There were roles for everyone! In addition to starring roles, some youth helped out behind the scenes and assisted with cameras, lighting and other technical duties. Shyness was not enough to discourage teens from having a hand in creating this resource.
The video is a nice addition to the existing transition toolkit, especially since it brings in the youth perspective. This project demonstrates how important it is to partner with the children, youth and families we serve and the great impact it can have for everyone involved.
Using Pinterest to share activities and information with patients
As Millennials become parents, we have a growing group of parents who are digital natives of the internet jungle. To provide an easy-to-access resource for this new wave of parents, Occupational Therapist Hasmig Adjeleian created a Pinterest page filled with activities and information to help kids grow and develop.
“More and more people want to be emailed rather than phoned,” Adjeleian says. “And I was constantly looking for new ways to engage with families.” Adjeleian noticed that more parents often used a cell phone and found it hard to put aside time for reading. Dumping piles of paper into a parent’s arms no longer fit the bill. Searching through Pinterest for activities for children, Adjeleian found a spark of innovation. In fact, she was browsing on it.
“When parents express interest in a topic, I can update the page,” Hasmig says. “It’s a constantly growing resource of sound and up-to-date information.” Hasmig says that parents always seem delighted when she shows them that helpful advice and tips for their child can fit right in their pockets.

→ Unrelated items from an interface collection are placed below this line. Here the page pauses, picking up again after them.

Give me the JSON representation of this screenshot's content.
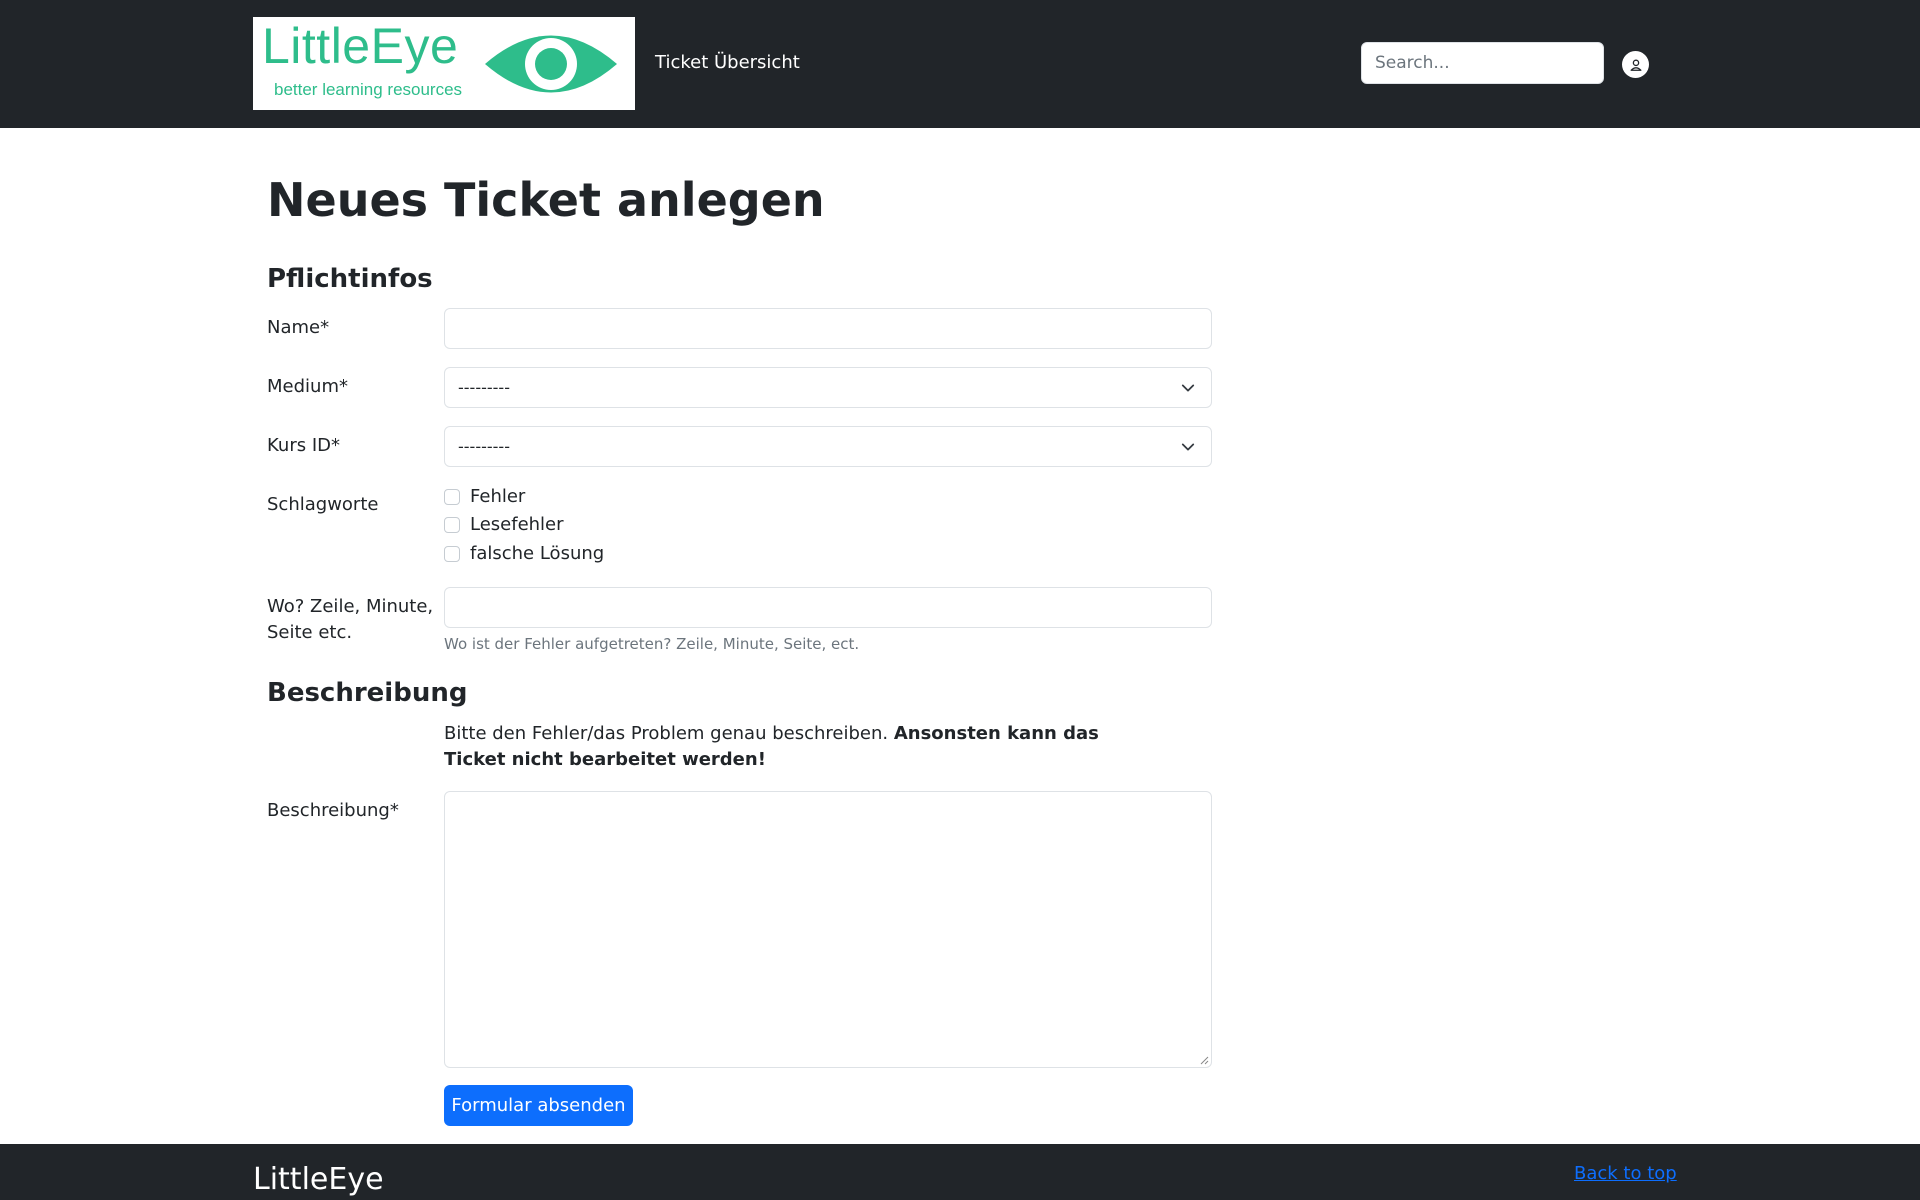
{
  "header": {
    "logo": {
      "title": "LittleEye",
      "subtitle": "better learning resources",
      "color": "#2ebd8b"
    },
    "nav_link": "Ticket Übersicht",
    "search_placeholder": "Search...",
    "user_icon": "user-circle-icon"
  },
  "main": {
    "page_title": "Neues Ticket anlegen",
    "sections": {
      "required": "Pflichtinfos",
      "description": "Beschreibung"
    },
    "fields": {
      "name_label": "Name*",
      "name_value": "",
      "medium_label": "Medium*",
      "medium_value": "---------",
      "course_label": "Kurs ID*",
      "course_value": "---------",
      "tags_label": "Schlagworte",
      "tags": [
        {
          "label": "Fehler",
          "checked": false
        },
        {
          "label": "Lesefehler",
          "checked": false
        },
        {
          "label": "falsche Lösung",
          "checked": false
        }
      ],
      "location_label_line1": "Wo? Zeile, Minute,",
      "location_label_line2": "Seite etc.",
      "location_value": "",
      "location_help": "Wo ist der Fehler aufgetreten? Zeile, Minute, Seite, ect.",
      "description_intro": "Bitte den Fehler/das Problem genau beschreiben. ",
      "description_intro_bold": "Ansonsten kann das Ticket nicht bearbeitet werden!",
      "description_label": "Beschreibung*",
      "description_value": ""
    },
    "submit_label": "Formular absenden"
  },
  "footer": {
    "brand": "LittleEye",
    "back_to_top": "Back to top"
  },
  "colors": {
    "navbar": "#212529",
    "primary": "#0d6efd",
    "brand": "#2ebd8b"
  }
}
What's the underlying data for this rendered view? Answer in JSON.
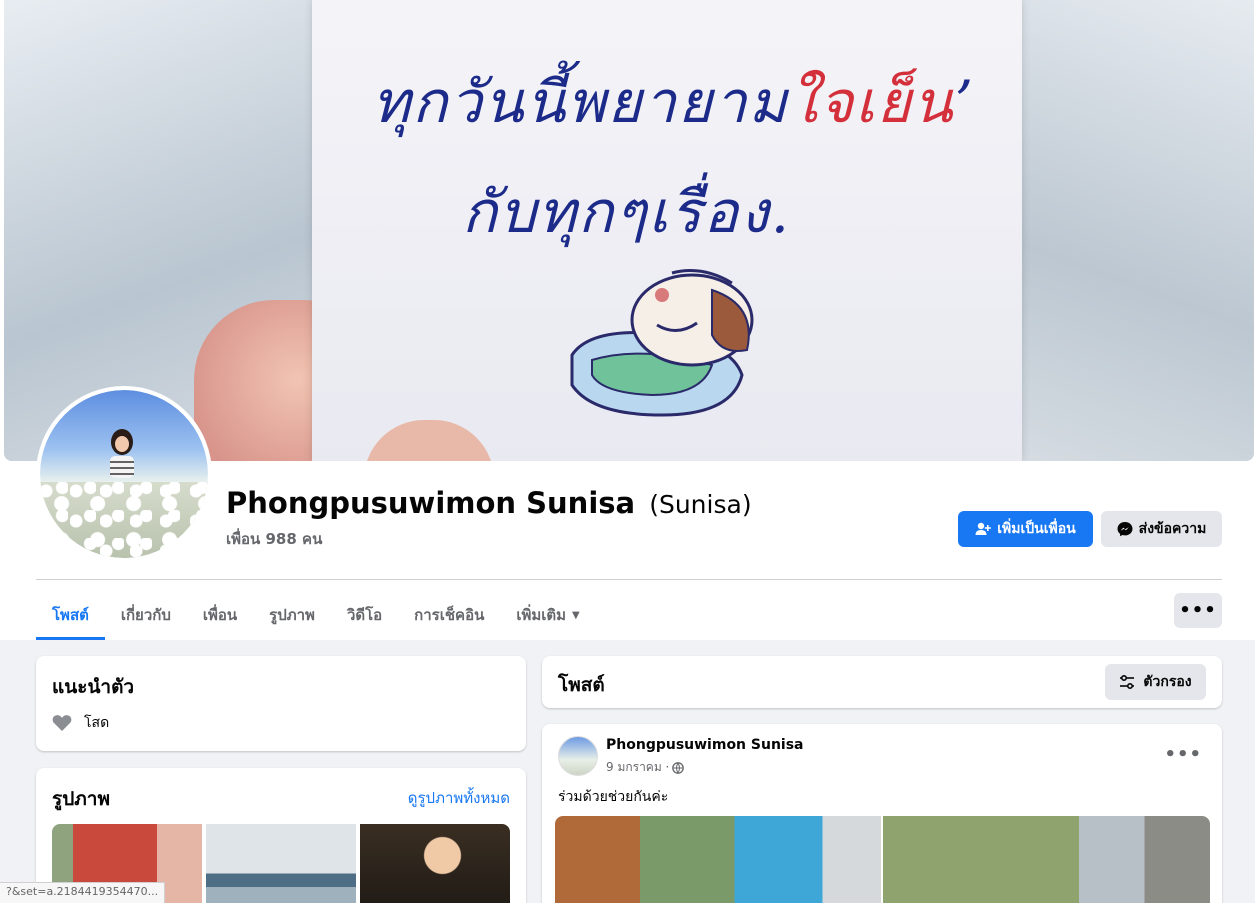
{
  "cover": {
    "text_line1_a": "ทุกวันนี้พยายาม",
    "text_line1_b": "ใจเย็น",
    "text_line1_c": "’",
    "text_line2": "กับทุกๆเรื่อง."
  },
  "profile": {
    "name": "Phongpusuwimon Sunisa",
    "alt_name": "(Sunisa)",
    "friends": "เพื่อน 988 คน"
  },
  "actions": {
    "add_friend": "เพิ่มเป็นเพื่อน",
    "message": "ส่งข้อความ",
    "more": "•••"
  },
  "tabs": [
    {
      "label": "โพสต์"
    },
    {
      "label": "เกี่ยวกับ"
    },
    {
      "label": "เพื่อน"
    },
    {
      "label": "รูปภาพ"
    },
    {
      "label": "วิดีโอ"
    },
    {
      "label": "การเช็คอิน"
    },
    {
      "label": "เพิ่มเติม"
    }
  ],
  "intro": {
    "title": "แนะนำตัว",
    "relationship": "โสด"
  },
  "photos": {
    "title": "รูปภาพ",
    "see_all": "ดูรูปภาพทั้งหมด"
  },
  "posts_header": {
    "title": "โพสต์",
    "filter": "ตัวกรอง"
  },
  "post": {
    "author": "Phongpusuwimon Sunisa",
    "date": "9 มกราคม ·",
    "text": "ร่วมด้วยช่วยกันค่ะ",
    "more": "•••"
  },
  "status_bar": {
    "url": "?&set=a.2184419354470..."
  },
  "colors": {
    "accent": "#1877f2",
    "background": "#f0f2f5",
    "button_gray": "#e4e6eb",
    "text_secondary": "#65676b"
  }
}
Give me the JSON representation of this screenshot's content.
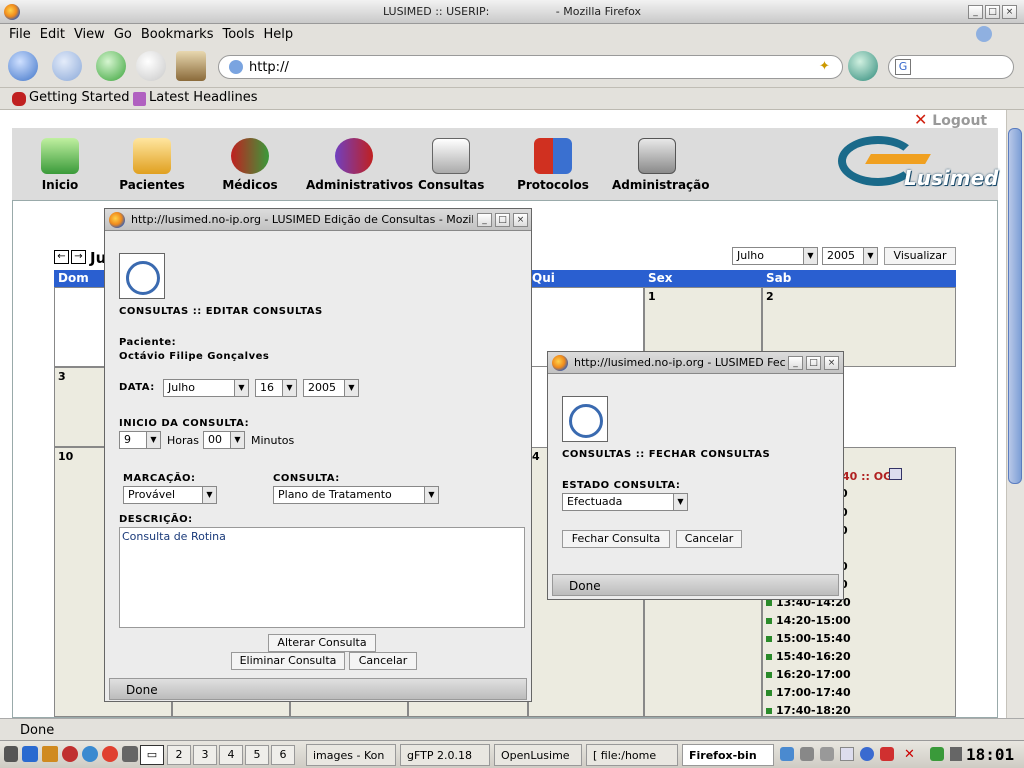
{
  "window": {
    "title": "LUSIMED :: USERIP:",
    "title_right": "- Mozilla Firefox"
  },
  "menu": [
    "File",
    "Edit",
    "View",
    "Go",
    "Bookmarks",
    "Tools",
    "Help"
  ],
  "url": "http://",
  "bookmarks": [
    "Getting Started",
    "Latest Headlines"
  ],
  "logout": "Logout",
  "app_nav": [
    "Inicio",
    "Pacientes",
    "Médicos",
    "Administrativos",
    "Consultas",
    "Protocolos",
    "Administração"
  ],
  "logo": "Lusimed",
  "calendar": {
    "month_title_fragment": "Ju",
    "month_select": "Julho",
    "year_select": "2005",
    "view_button": "Visualizar",
    "headers": {
      "dom": "Dom",
      "qui": "Qui",
      "sex": "Sex",
      "sab": "Sab"
    },
    "days": {
      "d1": "1",
      "d2": "2",
      "d3": "3",
      "d10": "10",
      "d14": "4"
    },
    "appointment_fragment": "40 :: OG",
    "slots": [
      "13:40-14:20",
      "14:20-15:00",
      "15:00-15:40",
      "15:40-16:20",
      "16:20-17:00",
      "17:00-17:40",
      "17:40-18:20"
    ],
    "slot_stubs": [
      "0",
      "0",
      "0",
      "0",
      "0"
    ]
  },
  "edit_popup": {
    "title": "http://lusimed.no-ip.org - LUSIMED Edição de Consultas - Mozilla Firef",
    "heading": "CONSULTAS :: EDITAR CONSULTAS",
    "patient_label": "Paciente:",
    "patient_name": "Octávio Filipe Gonçalves",
    "date_label": "DATA:",
    "date_month": "Julho",
    "date_day": "16",
    "date_year": "2005",
    "start_label": "INICIO DA CONSULTA:",
    "hour": "9",
    "hours_label": "Horas",
    "minute": "00",
    "minutes_label": "Minutos",
    "marcacao_label": "MARCAÇÃO:",
    "marcacao_value": "Provável",
    "consulta_label": "CONSULTA:",
    "consulta_value": "Plano de Tratamento",
    "descricao_label": "DESCRIÇÃO:",
    "descricao_value": "Consulta de Rotina",
    "alter_button": "Alterar Consulta",
    "delete_button": "Eliminar Consulta",
    "cancel_button": "Cancelar",
    "status": "Done"
  },
  "close_popup": {
    "title": "http://lusimed.no-ip.org - LUSIMED Fechar",
    "heading": "CONSULTAS :: FECHAR CONSULTAS",
    "state_label": "ESTADO CONSULTA:",
    "state_value": "Efectuada",
    "close_button": "Fechar Consulta",
    "cancel_button": "Cancelar",
    "status": "Done"
  },
  "status": "Done",
  "taskbar": {
    "desktops": [
      "2",
      "3",
      "4",
      "5",
      "6"
    ],
    "tasks": [
      "images - Kon",
      "gFTP 2.0.18",
      "OpenLusime",
      "[ file:/home",
      "Firefox-bin"
    ],
    "clock": "18:01"
  }
}
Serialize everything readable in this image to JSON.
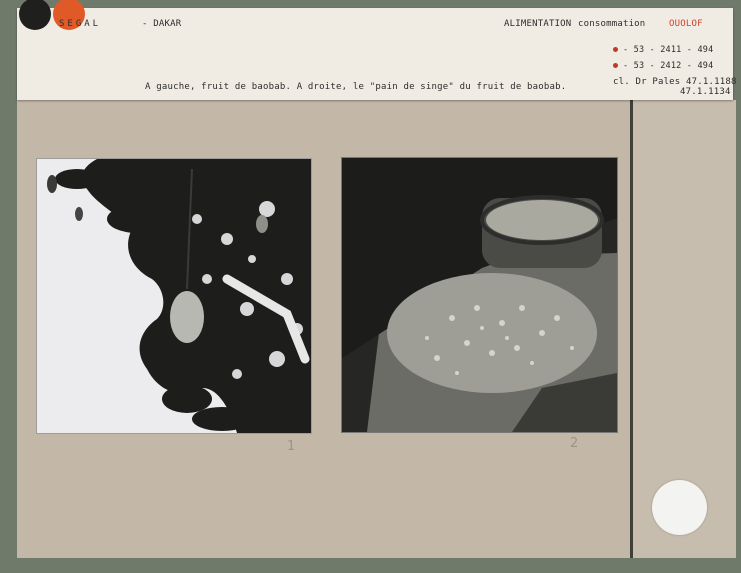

Just as generations of youth are vastly different from one another, so are generations of parents. Hasmig’s innovation opened a simple, helpful and fun channel for today’s tech-savvy parents.
Road Map to Recovery: Helping parents care for their child after a tracheostomy
Getting used to breathing through a tracheostomy isn’t easy. Kids/youth who have had this surgery often face challenges coping in their daily lives. Parents worry about caring for the trach and want to know how to keep their child safe
at home. To make this transition easier, our Respiratory Therapy team created the Road Map to Recovery. This colourful, inviting guide helps parents understand what to expect and provides a checklist of clear steps to make the transition home as safe as possible.
Pulmonary Function Lab reduces wait times by half
Doctors are very good at listening, learning and adapting. When research began showing that asthma is over-diagnosed in Canada, local community physicians listened and adapted.
They started requesting the tests required to correctly diagnose the condition — spirometry and methacholine challenge testing, which is only available for children and youth at CHEO’s Pulmonary Function Lab (CPL). As a result, community requests for this testing increased and wait times to crept up, becoming as long as nine months.
Then it was CHEO’s turn to listen and adapt. CHEO pediatric respirologist Dr. Tom Kovesi and the CPL staff changed the way they worked, allowing them to absorb this new, heavier workload and get wait times back down to three months. Read more.